** Opening Source data block **

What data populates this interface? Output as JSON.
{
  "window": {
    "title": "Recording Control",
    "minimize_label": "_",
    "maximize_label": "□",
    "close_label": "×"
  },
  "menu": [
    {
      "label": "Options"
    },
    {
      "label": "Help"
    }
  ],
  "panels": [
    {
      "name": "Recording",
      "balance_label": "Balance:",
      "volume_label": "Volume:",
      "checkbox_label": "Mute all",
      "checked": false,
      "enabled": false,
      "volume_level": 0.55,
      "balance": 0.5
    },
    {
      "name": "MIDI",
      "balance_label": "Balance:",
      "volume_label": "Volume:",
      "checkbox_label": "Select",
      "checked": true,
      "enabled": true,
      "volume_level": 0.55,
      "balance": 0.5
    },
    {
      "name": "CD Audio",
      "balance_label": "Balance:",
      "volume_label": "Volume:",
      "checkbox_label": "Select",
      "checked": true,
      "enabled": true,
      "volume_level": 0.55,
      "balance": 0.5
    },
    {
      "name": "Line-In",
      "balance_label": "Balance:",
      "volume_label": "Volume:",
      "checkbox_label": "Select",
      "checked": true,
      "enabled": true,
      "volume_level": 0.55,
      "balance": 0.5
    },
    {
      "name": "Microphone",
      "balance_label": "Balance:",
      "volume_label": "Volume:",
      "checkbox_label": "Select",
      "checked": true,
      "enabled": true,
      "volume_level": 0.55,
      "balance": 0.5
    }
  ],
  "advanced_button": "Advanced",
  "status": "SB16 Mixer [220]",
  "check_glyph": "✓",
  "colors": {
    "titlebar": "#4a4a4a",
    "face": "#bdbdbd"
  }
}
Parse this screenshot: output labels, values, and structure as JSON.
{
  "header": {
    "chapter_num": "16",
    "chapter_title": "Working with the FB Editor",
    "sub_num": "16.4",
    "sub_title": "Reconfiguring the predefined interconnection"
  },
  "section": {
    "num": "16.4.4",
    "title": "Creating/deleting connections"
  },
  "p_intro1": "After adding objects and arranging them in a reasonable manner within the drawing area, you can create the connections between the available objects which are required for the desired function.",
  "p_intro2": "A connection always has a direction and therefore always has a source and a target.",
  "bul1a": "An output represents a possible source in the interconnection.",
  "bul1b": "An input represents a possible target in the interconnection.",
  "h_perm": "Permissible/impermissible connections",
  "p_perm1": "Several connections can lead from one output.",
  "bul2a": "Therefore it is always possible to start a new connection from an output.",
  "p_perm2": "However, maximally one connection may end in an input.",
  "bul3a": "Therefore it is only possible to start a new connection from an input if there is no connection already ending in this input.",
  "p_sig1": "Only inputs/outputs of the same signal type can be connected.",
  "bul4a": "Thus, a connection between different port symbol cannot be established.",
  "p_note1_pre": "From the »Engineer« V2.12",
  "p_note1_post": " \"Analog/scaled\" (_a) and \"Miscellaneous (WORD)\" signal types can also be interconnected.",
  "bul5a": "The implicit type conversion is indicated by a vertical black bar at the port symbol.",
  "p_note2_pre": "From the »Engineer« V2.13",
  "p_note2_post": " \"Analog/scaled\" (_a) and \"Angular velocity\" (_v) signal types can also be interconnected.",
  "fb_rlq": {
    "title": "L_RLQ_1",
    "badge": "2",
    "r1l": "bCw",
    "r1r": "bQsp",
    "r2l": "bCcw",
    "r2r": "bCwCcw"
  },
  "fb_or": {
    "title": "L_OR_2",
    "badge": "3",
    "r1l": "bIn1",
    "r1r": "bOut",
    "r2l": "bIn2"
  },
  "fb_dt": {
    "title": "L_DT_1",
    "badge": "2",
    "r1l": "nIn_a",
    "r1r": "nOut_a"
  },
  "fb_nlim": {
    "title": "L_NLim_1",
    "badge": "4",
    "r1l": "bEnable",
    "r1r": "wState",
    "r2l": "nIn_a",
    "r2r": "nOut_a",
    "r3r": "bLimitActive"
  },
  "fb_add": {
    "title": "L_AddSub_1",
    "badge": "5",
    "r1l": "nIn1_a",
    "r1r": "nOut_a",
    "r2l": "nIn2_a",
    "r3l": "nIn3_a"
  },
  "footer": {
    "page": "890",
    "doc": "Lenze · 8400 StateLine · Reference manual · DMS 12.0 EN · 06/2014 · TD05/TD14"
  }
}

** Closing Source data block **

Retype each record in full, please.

**Written solution:**
What data populates this interface? Output as JSON.
{
  "window": {
    "title": "Recording Control",
    "minimize_label": "_",
    "maximize_label": "□",
    "close_label": "×"
  },
  "menu": [
    {
      "label": "Options"
    },
    {
      "label": "Help"
    }
  ],
  "panels": [
    {
      "name": "Recording",
      "balance_label": "Balance:",
      "volume_label": "Volume:",
      "checkbox_label": "Mute all",
      "checked": false,
      "enabled": false,
      "volume_level": 0.55,
      "balance": 0.5
    },
    {
      "name": "MIDI",
      "balance_label": "Balance:",
      "volume_label": "Volume:",
      "checkbox_label": "Select",
      "checked": true,
      "enabled": true,
      "volume_level": 0.55,
      "balance": 0.5
    },
    {
      "name": "CD Audio",
      "balance_label": "Balance:",
      "volume_label": "Volume:",
      "checkbox_label": "Select",
      "checked": true,
      "enabled": true,
      "volume_level": 0.55,
      "balance": 0.5
    },
    {
      "name": "Line-In",
      "balance_label": "Balance:",
      "volume_label": "Volume:",
      "checkbox_label": "Select",
      "checked": true,
      "enabled": true,
      "volume_level": 0.55,
      "balance": 0.5
    },
    {
      "name": "Microphone",
      "balance_label": "Balance:",
      "volume_label": "Volume:",
      "checkbox_label": "Select",
      "checked": true,
      "enabled": true,
      "volume_level": 0.55,
      "balance": 0.5
    }
  ],
  "advanced_button": "Advanced",
  "status": "SB16 Mixer [220]",
  "check_glyph": "✓",
  "colors": {
    "titlebar": "#4a4a4a",
    "face": "#bdbdbd"
  }
}
Parse this screenshot: output labels, values, and structure as JSON.
{
  "header": {
    "chapter_num": "16",
    "chapter_title": "Working with the FB Editor",
    "sub_num": "16.4",
    "sub_title": "Reconfiguring the predefined interconnection"
  },
  "section": {
    "num": "16.4.4",
    "title": "Creating/deleting connections"
  },
  "p_intro1": "After adding objects and arranging them in a reasonable manner within the drawing area, you can create the connections between the available objects which are required for the desired function.",
  "p_intro2": "A connection always has a direction and therefore always has a source and a target.",
  "bul1a": "An output represents a possible source in the interconnection.",
  "bul1b": "An input represents a possible target in the interconnection.",
  "h_perm": "Permissible/impermissible connections",
  "p_perm1": "Several connections can lead from one output.",
  "bul2a": "Therefore it is always possible to start a new connection from an output.",
  "p_perm2": "However, maximally one connection may end in an input.",
  "bul3a": "Therefore it is only possible to start a new connection from an input if there is no connection already ending in this input.",
  "p_sig1": "Only inputs/outputs of the same signal type can be connected.",
  "bul4a": "Thus, a connection between different port symbol cannot be established.",
  "p_note1_pre": "From the »Engineer« V2.12",
  "p_note1_post": " \"Analog/scaled\" (_a) and \"Miscellaneous (WORD)\" signal types can also be interconnected.",
  "bul5a": "The implicit type conversion is indicated by a vertical black bar at the port symbol.",
  "p_note2_pre": "From the »Engineer« V2.13",
  "p_note2_post": " \"Analog/scaled\" (_a) and \"Angular velocity\" (_v) signal types can also be interconnected.",
  "fb_rlq": {
    "title": "L_RLQ_1",
    "badge": "2",
    "r1l": "bCw",
    "r1r": "bQsp",
    "r2l": "bCcw",
    "r2r": "bCwCcw"
  },
  "fb_or": {
    "title": "L_OR_2",
    "badge": "3",
    "r1l": "bIn1",
    "r1r": "bOut",
    "r2l": "bIn2"
  },
  "fb_dt": {
    "title": "L_DT_1",
    "badge": "2",
    "r1l": "nIn_a",
    "r1r": "nOut_a"
  },
  "fb_nlim": {
    "title": "L_NLim_1",
    "badge": "4",
    "r1l": "bEnable",
    "r1r": "wState",
    "r2l": "nIn_a",
    "r2r": "nOut_a",
    "r3r": "bLimitActive"
  },
  "fb_add": {
    "title": "L_AddSub_1",
    "badge": "5",
    "r1l": "nIn1_a",
    "r1r": "nOut_a",
    "r2l": "nIn2_a",
    "r3l": "nIn3_a"
  },
  "footer": {
    "page": "890",
    "doc": "Lenze · 8400 StateLine · Reference manual · DMS 12.0 EN · 06/2014 · TD05/TD14"
  }
}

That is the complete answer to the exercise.